4 days ago the Japanese Aerospace Exploration Agency (JAXA) launched the first flight ready version of their HII Transfer Vehicle (HTV) line. Whilst on the surface that might not sound like much it marks a significant step forward in Japan’s space capability, as up until now their involvement with the Internation Space Station only involved the Kibo laboratory, all of which was hoisted up by their American counter-parts. It’s quite an interesting craft due to the omission of certain things and the reason it was built. Before I get into that however here’s a bit of eye candy showing it’s rendezous with the International Space Station:http://www.youtube.com/watch?v=115pSsW9aXU
Apart from the amazing view of earth that this video shows it also demonstrates one of the oddities of the craft. Now the HTV isn’t the first of this kind of spacecraft to visit the ISS. The most frequent visitor is the Russian Progress craft, which has been responsible for delivering the majority of supplies to the space station. It’s basically a Soyuz craft minus all the gear to support a crew replaced with cargo storage, as it was impractical for the Soyuz craft to be used for both crew and cargo (it is quite small after all). The other is the European Space Agency’s Automated Transfer Vehicle (ATV) which made its madon voyage to the ISS in March last year. What separates these from the HTV is that they both have an automated docking capability allowing them to hook up to the space station with no involvement from the ISS crew. That’s why you see the CANADARM2 stretching out to grab it. You’re probably wondering then, why the heck do we need another cargo ship to supply the ISS and beyond?
The HTV is something of a special purpose craft. Whilst its payload capacity is less than that of the ATV it does sport a much larger docking portal. That by itself doesn’t sound like much but the ATV can’t carry the Interational Standard Payload Racks because of this limitation. The only other way of getting these things inside the ISS is through Multi-Purpose Logistic Modules which fly with the space shuttle, something which is scheduled to stop happening in the near future. In essence the craft is a cheaper alternative to getting standard cargo payloads up to the station once the shuttle is retired, which is a good niche for JAXA to fill.
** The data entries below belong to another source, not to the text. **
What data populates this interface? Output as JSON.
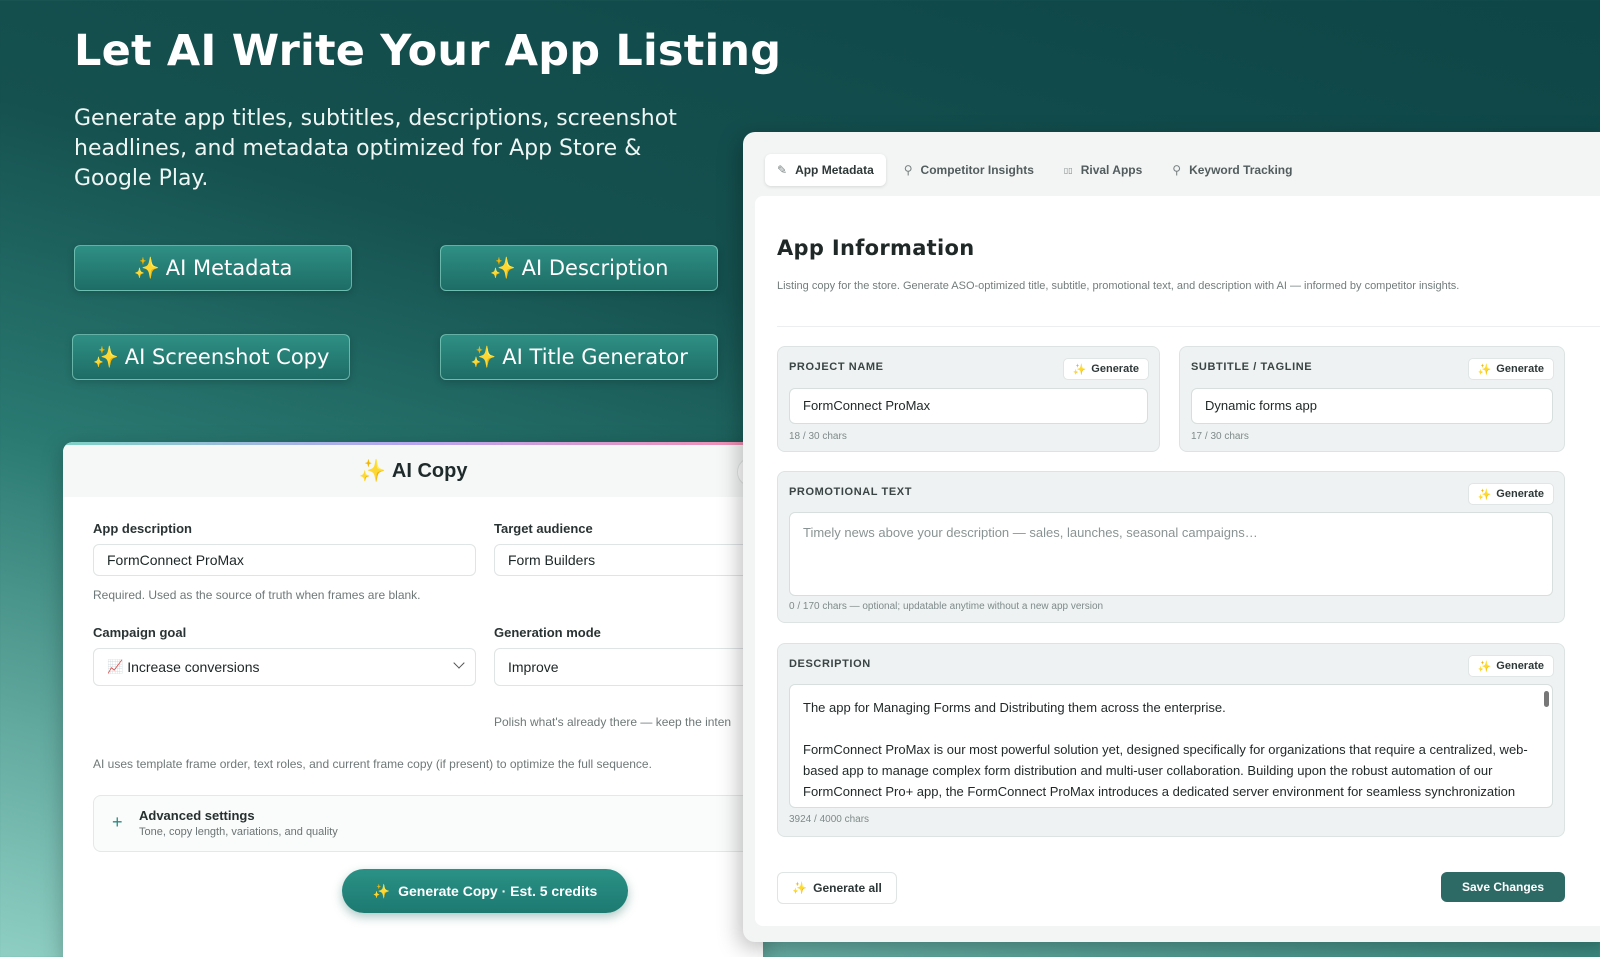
{
  "hero": {
    "title": "Let AI Write Your App Listing",
    "subtitle": "Generate app titles, subtitles, descriptions, screenshot headlines, and metadata optimized for App Store & Google Play."
  },
  "feature_buttons": [
    {
      "label": "AI Metadata"
    },
    {
      "label": "AI Description"
    },
    {
      "label": "AI Screenshot Copy"
    },
    {
      "label": "AI Title Generator"
    }
  ],
  "sparkle_glyph": "✨",
  "ai_copy": {
    "title": "AI Copy",
    "app_description_label": "App description",
    "app_description_value": "FormConnect ProMax",
    "app_description_hint": "Required. Used as the source of truth when frames are blank.",
    "target_audience_label": "Target audience",
    "target_audience_value": "Form Builders",
    "campaign_goal_label": "Campaign goal",
    "campaign_goal_icon": "📈",
    "campaign_goal_value": "Increase conversions",
    "generation_mode_label": "Generation mode",
    "generation_mode_value": "Improve",
    "generation_mode_hint": "Polish what's already there — keep the inten",
    "info_text": "AI uses template frame order, text roles, and current frame copy (if present) to optimize the full sequence.",
    "advanced_title": "Advanced settings",
    "advanced_sub": "Tone, copy length, variations, and quality",
    "generate_button": "Generate Copy · Est. 5 credits",
    "bolt_glyph": "⚡"
  },
  "panel": {
    "tabs": [
      {
        "label": "App Metadata",
        "icon": "✎"
      },
      {
        "label": "Competitor Insights",
        "icon": "⚲"
      },
      {
        "label": "Rival Apps",
        "icon": "▯▯"
      },
      {
        "label": "Keyword Tracking",
        "icon": "⚲"
      }
    ],
    "title": "App Information",
    "description": "Listing copy for the store. Generate ASO-optimized title, subtitle, promotional text, and description with AI — informed by competitor insights.",
    "generate_label": "Generate",
    "project_name": {
      "caption": "PROJECT NAME",
      "value": "FormConnect ProMax",
      "count": "18 / 30 chars"
    },
    "subtitle": {
      "caption": "SUBTITLE / TAGLINE",
      "value": "Dynamic forms app",
      "count": "17 / 30 chars"
    },
    "promo": {
      "caption": "PROMOTIONAL TEXT",
      "placeholder": "Timely news above your description — sales, launches, seasonal campaigns…",
      "count": "0 / 170 chars — optional; updatable anytime without a new app version"
    },
    "description_field": {
      "caption": "DESCRIPTION",
      "line1": "The app for Managing Forms and Distributing them across the enterprise.",
      "line2": "FormConnect ProMax is our most powerful solution yet, designed specifically for organizations that require a centralized, web-based app to manage complex form distribution and multi-user collaboration. Building upon the robust automation of our FormConnect Pro+ app, the FormConnect ProMax introduces a dedicated server environment for seamless synchronization across the entire enterprise.",
      "count": "3924 / 4000 chars"
    },
    "generate_all": "Generate all",
    "save": "Save Changes"
  }
}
It might not be the most sexy or exciting craft around but the more countries that develop a capability like this means a lot to humanity at large. We’re starting to see a critical mass developing in both the public and private sector space industries and for a space nut like myself it provides many an hour of slack jawed reading and gazing. Japan’s fresh view on how to get cargo into space is an idea that not many have considered in the past and I hope they continue their involvement past this endeavour.
Big thumbs up to you guys 🙂